This New York Times article on Internet Privacy made me realize the very subtle things that happen online that make me feel like Big Brother is really watching me through my computer screen, even when I’m alone in my room.
The article explores how you can update your Facebook status to something such as “I have such a headache!” and on the side bar for advertisements, a bunch of sites selling painkillers might come up. Any time I am on Facebook I am usually so enveloped in whomever I am Facebook-stalking through the new Timeline application that I don’t even think about how easily marketers can target me to buy their products. I most notably experienced this over spring break when I was working for a freelance article writing company and wrote articles on mold remediation, something I had never searched before on my computer. Immediately on my Gmail account popped up five different advertisements regarding mold, and my co-extern who also never had experience searching for mold on Google made a comment about how “creepy it was to see that Google is watching us” but I still took that very light-heartedly.
I have some worries that one day online advertising will be smart enough to study my shopping habits on Amazon or eBay and figure out what kinds of products I am susceptible to buying with 1-click purchasing and what kind of price range I tend to stay within. It would be impressive to study the kind of work that goes into analyzing Google users’ textbox input (whether it be through search engines or emails) and seeing how quickly/accurately relevant advertisements come up on the sidebars. I feel a bit like my privacy was a little violated when I saw that the advertisements on the side of my Gmail inbox had to do with mold remediation before I even searched the first keyword in the actual Google search bar. How public are the messages I think I am privately sending to others?

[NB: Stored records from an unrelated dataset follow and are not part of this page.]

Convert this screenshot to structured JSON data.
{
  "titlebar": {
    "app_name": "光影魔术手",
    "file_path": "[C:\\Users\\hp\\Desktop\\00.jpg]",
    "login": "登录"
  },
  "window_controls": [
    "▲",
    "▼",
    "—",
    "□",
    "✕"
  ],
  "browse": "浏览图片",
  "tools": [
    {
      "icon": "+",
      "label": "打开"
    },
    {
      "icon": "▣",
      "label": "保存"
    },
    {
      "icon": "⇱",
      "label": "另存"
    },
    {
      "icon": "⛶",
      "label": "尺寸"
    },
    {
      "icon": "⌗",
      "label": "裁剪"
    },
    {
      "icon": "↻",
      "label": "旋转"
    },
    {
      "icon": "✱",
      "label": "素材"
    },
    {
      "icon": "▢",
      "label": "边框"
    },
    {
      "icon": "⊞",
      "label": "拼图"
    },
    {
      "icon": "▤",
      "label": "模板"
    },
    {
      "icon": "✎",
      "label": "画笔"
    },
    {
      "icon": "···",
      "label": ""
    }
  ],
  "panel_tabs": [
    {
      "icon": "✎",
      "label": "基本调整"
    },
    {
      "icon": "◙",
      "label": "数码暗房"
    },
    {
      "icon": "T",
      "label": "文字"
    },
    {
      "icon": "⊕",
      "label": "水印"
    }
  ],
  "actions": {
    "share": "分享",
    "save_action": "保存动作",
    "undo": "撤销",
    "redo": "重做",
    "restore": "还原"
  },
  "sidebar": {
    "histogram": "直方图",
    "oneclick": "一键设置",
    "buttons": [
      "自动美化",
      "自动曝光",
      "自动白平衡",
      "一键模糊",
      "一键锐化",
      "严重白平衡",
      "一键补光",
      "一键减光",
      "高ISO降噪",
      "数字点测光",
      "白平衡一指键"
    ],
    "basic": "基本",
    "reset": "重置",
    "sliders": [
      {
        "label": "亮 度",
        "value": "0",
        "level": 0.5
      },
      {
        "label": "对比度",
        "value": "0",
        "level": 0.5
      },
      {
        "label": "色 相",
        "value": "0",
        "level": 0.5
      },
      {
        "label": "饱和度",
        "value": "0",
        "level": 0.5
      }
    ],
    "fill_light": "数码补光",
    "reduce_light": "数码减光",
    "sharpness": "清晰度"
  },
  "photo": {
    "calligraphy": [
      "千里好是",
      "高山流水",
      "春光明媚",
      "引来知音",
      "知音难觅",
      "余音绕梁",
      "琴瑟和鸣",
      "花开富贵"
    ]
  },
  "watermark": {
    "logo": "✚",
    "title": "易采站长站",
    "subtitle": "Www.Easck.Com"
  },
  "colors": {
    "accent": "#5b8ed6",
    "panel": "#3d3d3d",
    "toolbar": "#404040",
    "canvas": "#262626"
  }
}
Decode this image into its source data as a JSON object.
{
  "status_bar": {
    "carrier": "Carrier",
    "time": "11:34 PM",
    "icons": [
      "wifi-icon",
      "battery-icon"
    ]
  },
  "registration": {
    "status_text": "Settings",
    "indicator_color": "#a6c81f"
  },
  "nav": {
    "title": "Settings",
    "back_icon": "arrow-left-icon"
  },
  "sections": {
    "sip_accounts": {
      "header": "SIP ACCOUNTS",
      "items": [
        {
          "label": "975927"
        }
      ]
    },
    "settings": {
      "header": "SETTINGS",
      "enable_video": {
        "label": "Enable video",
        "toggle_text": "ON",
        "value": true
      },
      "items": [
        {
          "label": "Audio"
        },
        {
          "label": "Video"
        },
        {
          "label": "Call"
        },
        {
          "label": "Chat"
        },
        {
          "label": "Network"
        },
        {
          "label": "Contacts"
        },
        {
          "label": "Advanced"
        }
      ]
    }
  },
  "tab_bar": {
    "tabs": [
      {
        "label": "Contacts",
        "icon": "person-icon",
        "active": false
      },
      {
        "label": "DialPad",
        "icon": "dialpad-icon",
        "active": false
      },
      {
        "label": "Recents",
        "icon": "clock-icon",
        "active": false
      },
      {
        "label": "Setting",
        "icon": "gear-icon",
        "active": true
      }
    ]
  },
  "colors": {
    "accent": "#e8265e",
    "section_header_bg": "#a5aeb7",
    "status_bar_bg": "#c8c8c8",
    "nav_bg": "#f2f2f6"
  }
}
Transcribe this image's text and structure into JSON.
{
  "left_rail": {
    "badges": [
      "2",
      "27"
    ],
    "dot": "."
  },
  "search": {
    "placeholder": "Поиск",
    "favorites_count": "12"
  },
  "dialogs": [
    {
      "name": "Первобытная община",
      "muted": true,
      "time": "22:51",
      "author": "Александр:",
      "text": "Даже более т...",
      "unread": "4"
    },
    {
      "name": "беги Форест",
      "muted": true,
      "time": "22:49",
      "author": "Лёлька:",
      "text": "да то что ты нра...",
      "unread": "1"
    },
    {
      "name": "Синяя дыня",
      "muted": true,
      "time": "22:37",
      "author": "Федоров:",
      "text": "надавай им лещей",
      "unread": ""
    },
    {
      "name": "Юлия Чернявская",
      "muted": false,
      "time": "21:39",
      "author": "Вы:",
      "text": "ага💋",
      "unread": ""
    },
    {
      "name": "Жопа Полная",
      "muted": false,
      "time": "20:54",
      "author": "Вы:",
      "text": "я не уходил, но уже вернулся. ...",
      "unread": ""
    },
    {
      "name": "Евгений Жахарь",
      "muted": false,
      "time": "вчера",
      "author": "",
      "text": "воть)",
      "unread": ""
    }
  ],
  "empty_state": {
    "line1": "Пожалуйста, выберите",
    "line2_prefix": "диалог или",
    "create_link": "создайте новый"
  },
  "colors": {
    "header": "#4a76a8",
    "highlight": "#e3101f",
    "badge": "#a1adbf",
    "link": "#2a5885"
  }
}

Hearing news about personal and financial information leaking from online sites because hackers are smart enough to get through security measures makes me feel very uncomfortable, especially because I rely on these sites a lot to make easy purchases and/or pay my bills. I would hate to feel so overly paranoid each time I use a site starting with “https” and not really feel like it has an actual secure connection. I think it is important to release information to all computer users on how to look for secure sites and how to ensure sensitive information staying in the correct hands in cyberspace.